But as with all great works of art, Blood on the Fields succeeds because it is an ideal conjunction of content and form. The music swings with joy, it sways with sex, it laments in blue tones, and it dances. It lives fully as a total history of jazz from Armstrong to Coltrane and beyond, and so it represents the true flowering of the dark legacy as it was reversed and redeemed by African-American imagination and achievement. Hearing the music as the capsule for the story of Jesse and Leona, the listener gets the joyful benefit of knowing that so much pain could be converted into brilliance eventually—the real blues lesson.

For anyone in the audience going through a hard time, and in some sense that could be and probably was every one of us, Blood on the Fields was advice and guidance; it was hope. When the lyrics of “Chant to Call the Indians Out” speak of “heal[ing] this wounded land”, the piece reaches out universally. As that section moves into a plaintive melody for fiddle over jazz piano, Blood on the Fields even seems larger than jazz and certainly larger than just one jazz trumpeter named “Wynton”. There is escape from pain and limit, it tells us, but only if we are humble. There is love to be found even amidst difficulty, but it exists because we are all imperfect. And the saxophones play with beauty, and the drums push every lick of the music into reverie, and the singers let go of their perfection to sound more human whenever they can.
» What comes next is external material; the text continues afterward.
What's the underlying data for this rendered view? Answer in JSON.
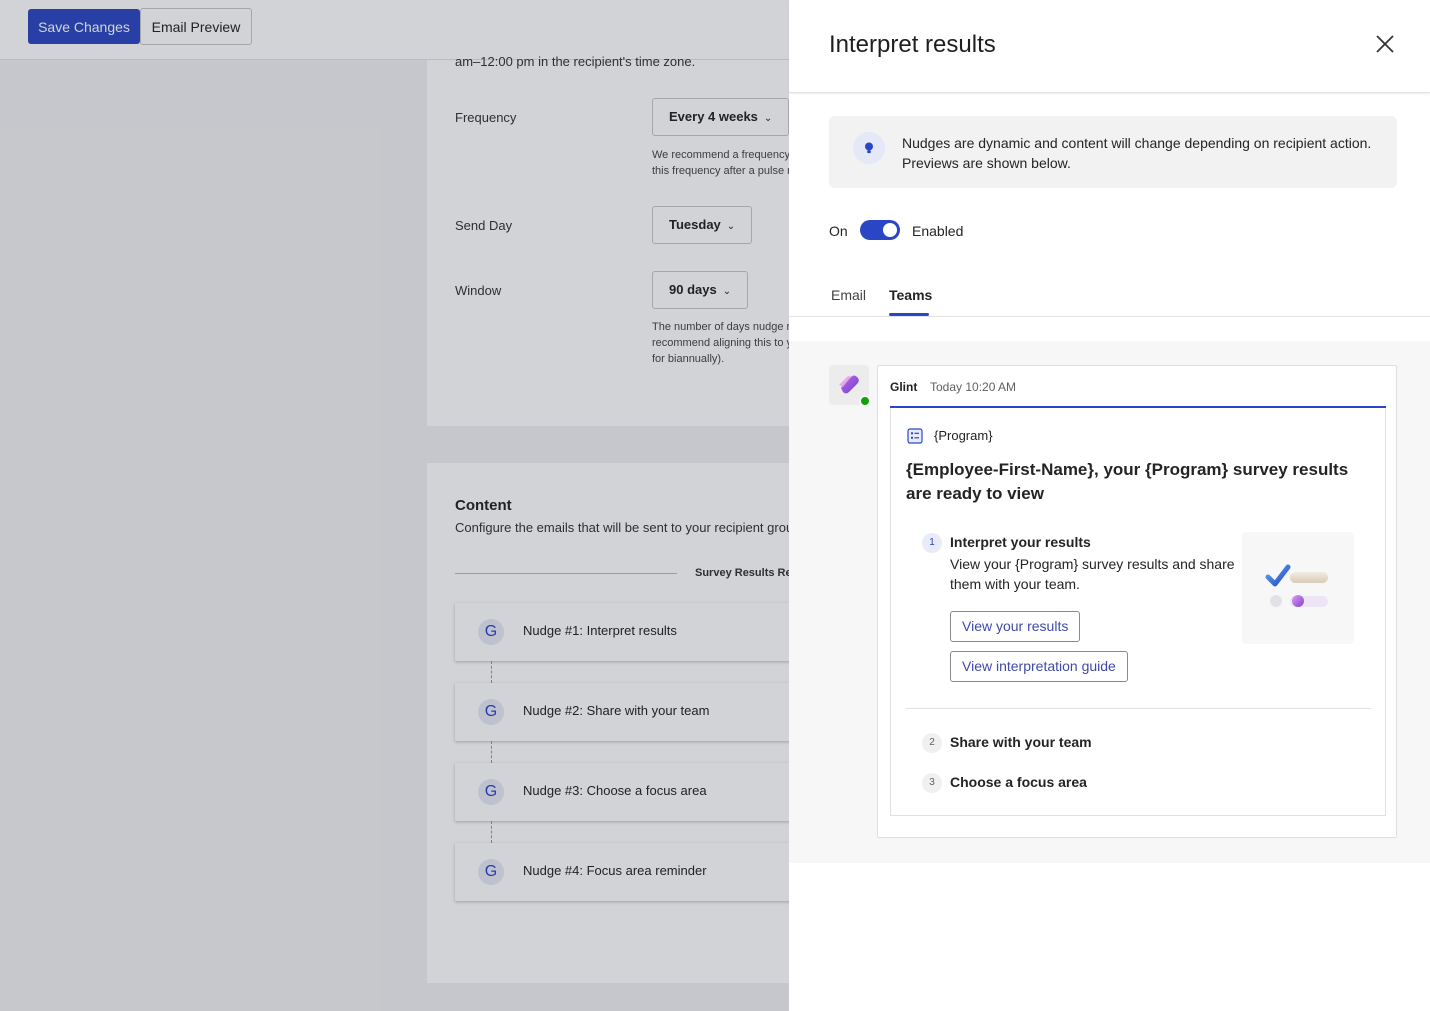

At the conclusion of Blood on the Fields, the band sets up a New Orleans parade groove and begins stepping, moving off the stage in triumph, slowly: “Freedom’s in the trying, you just walk on through the door”. And the whole of the Rose Theater crowd had to do the same. We applauded for many minutes, on our feet, as we watch the musicians themselves parade behind the stage’s partly transparent back wall, clapping and chanting “Oh-ohhh, Lord!” and then we did, indeed, walk on through the door.
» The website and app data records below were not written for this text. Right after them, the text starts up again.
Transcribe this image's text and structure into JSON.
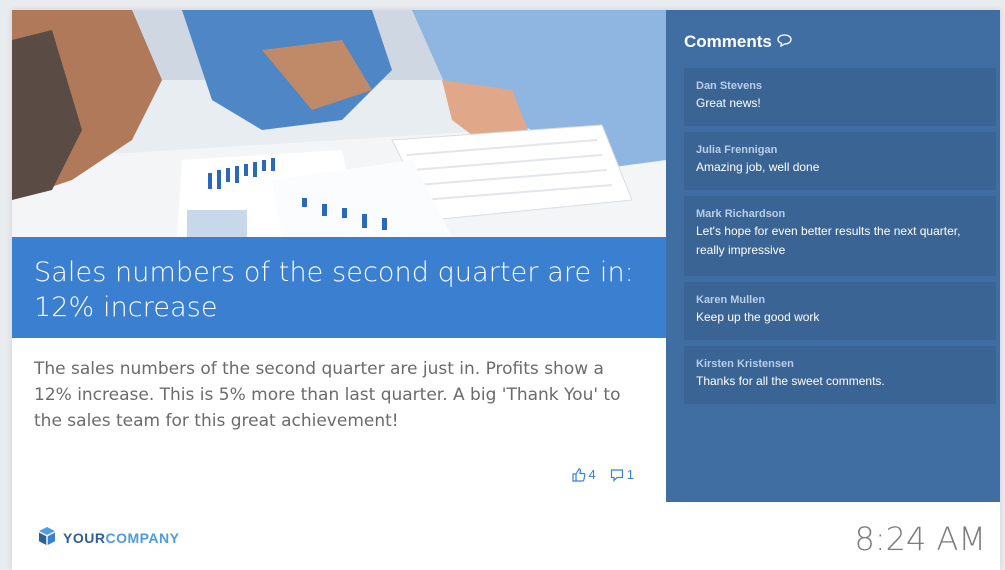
{
  "headline": "Sales numbers of the second quarter are in: 12% increase",
  "body": "The sales numbers of the second quarter are just in. Profits show a 12% increase. This is 5% more than last quarter. A big 'Thank You' to the sales team for this great achievement!",
  "reactions": {
    "likes": "4",
    "comments": "1"
  },
  "comments_panel": {
    "title": "Comments",
    "items": [
      {
        "author": "Dan Stevens",
        "message": "Great news!"
      },
      {
        "author": "Julia Frennigan",
        "message": "Amazing job, well done"
      },
      {
        "author": "Mark Richardson",
        "message": "Let's hope for even better results the next quarter, really impressive"
      },
      {
        "author": "Karen Mullen",
        "message": "Keep up the good work"
      },
      {
        "author": "Kirsten Kristensen",
        "message": "Thanks for all the sweet comments."
      }
    ]
  },
  "footer": {
    "logo_bold": "YOUR",
    "logo_light": "COMPANY",
    "time": "8:24 AM"
  },
  "colors": {
    "headline_bg": "#3b7fd1",
    "panel_bg": "#406ea3",
    "card_bg": "#3a6493",
    "logo_dark": "#2f5f95",
    "logo_light": "#4d9be0"
  },
  "icons": [
    "thumbs-up-icon",
    "comment-bubble-icon",
    "speech-bubble-icon",
    "company-logo-icon"
  ]
}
And you come out a different person than you were when you walked in. You’re lifted up by something great. And in this case, you wind up with your faith restored in something still being great over time, which really is the only kind of great that matters.

Blood on the Fields could change you. Even as it stays wonderfully the same.